■ What you will do
In how many lines of the data below does the word "sidounours" appear? Reply with the number and nothing more.

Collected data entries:
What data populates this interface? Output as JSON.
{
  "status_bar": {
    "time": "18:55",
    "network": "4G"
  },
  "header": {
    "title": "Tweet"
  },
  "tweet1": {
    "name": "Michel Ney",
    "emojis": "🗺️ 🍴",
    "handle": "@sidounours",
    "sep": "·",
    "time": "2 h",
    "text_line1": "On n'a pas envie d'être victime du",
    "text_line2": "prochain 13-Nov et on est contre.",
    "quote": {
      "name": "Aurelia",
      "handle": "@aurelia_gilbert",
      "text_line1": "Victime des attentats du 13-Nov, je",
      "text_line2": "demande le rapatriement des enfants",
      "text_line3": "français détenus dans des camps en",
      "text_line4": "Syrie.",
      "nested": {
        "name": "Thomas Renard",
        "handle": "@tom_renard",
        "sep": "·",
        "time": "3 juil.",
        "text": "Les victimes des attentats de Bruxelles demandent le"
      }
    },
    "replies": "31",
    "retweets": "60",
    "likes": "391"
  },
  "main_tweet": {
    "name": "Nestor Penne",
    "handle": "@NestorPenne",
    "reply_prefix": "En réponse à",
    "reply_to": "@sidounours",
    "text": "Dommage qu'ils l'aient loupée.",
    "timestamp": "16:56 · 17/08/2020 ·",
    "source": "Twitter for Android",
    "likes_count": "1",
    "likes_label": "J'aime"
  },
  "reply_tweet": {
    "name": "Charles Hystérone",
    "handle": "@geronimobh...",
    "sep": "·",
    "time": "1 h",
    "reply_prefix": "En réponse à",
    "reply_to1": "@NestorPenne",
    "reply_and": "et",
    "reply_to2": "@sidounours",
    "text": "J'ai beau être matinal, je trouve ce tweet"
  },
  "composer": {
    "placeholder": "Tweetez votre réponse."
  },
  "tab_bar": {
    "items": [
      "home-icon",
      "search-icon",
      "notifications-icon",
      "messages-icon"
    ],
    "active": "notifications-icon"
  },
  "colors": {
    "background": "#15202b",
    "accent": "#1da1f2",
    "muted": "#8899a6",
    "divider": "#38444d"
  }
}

■ Solution for this task
3